Website and app data records
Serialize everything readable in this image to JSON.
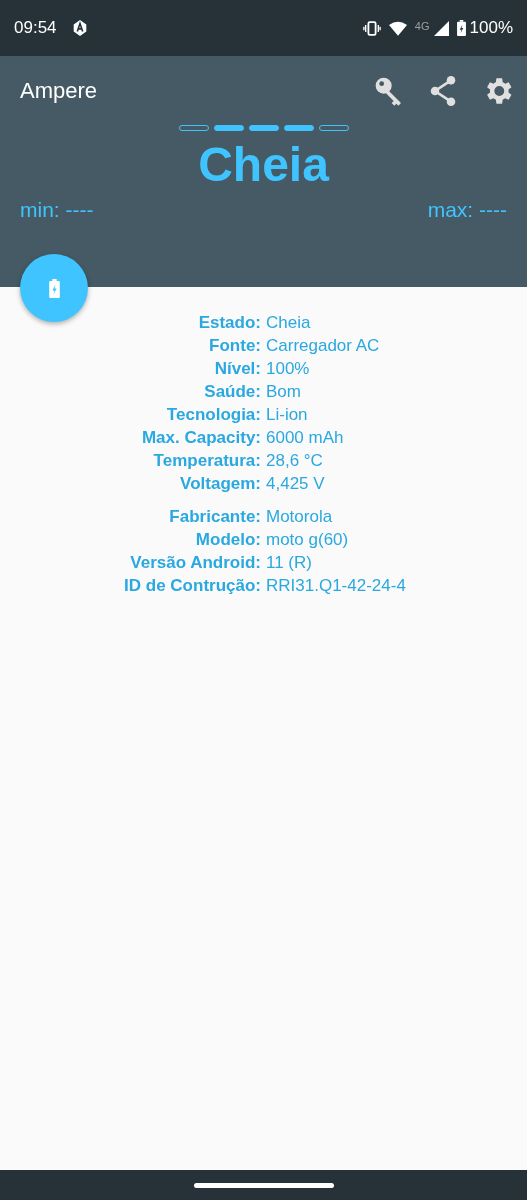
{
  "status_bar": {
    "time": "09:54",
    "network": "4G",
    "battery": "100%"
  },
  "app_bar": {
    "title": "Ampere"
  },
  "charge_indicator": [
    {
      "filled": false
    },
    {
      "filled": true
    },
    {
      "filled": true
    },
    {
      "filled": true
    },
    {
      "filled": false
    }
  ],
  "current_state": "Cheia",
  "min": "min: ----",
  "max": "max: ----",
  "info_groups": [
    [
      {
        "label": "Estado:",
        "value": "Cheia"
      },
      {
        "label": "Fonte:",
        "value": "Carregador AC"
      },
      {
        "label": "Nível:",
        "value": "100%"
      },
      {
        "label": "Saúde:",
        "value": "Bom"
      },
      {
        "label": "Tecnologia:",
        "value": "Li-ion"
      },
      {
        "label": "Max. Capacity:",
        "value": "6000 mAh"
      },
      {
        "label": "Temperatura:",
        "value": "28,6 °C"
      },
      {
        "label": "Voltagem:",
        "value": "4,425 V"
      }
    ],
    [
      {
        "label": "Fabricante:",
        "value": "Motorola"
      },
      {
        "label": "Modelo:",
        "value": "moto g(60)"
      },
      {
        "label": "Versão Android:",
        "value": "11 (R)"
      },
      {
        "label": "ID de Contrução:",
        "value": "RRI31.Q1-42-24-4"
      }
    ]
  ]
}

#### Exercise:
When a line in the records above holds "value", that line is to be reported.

#### Task answer:
        "value": "Cheia"
        "value": "Carregador AC"
        "value": "100%"
        "value": "Bom"
        "value": "Li-ion"
        "value": "6000 mAh"
        "value": "28,6 °C"
        "value": "4,425 V"
        "value": "Motorola"
        "value": "moto g(60)"
        "value": "11 (R)"
        "value": "RRI31.Q1-42-24-4"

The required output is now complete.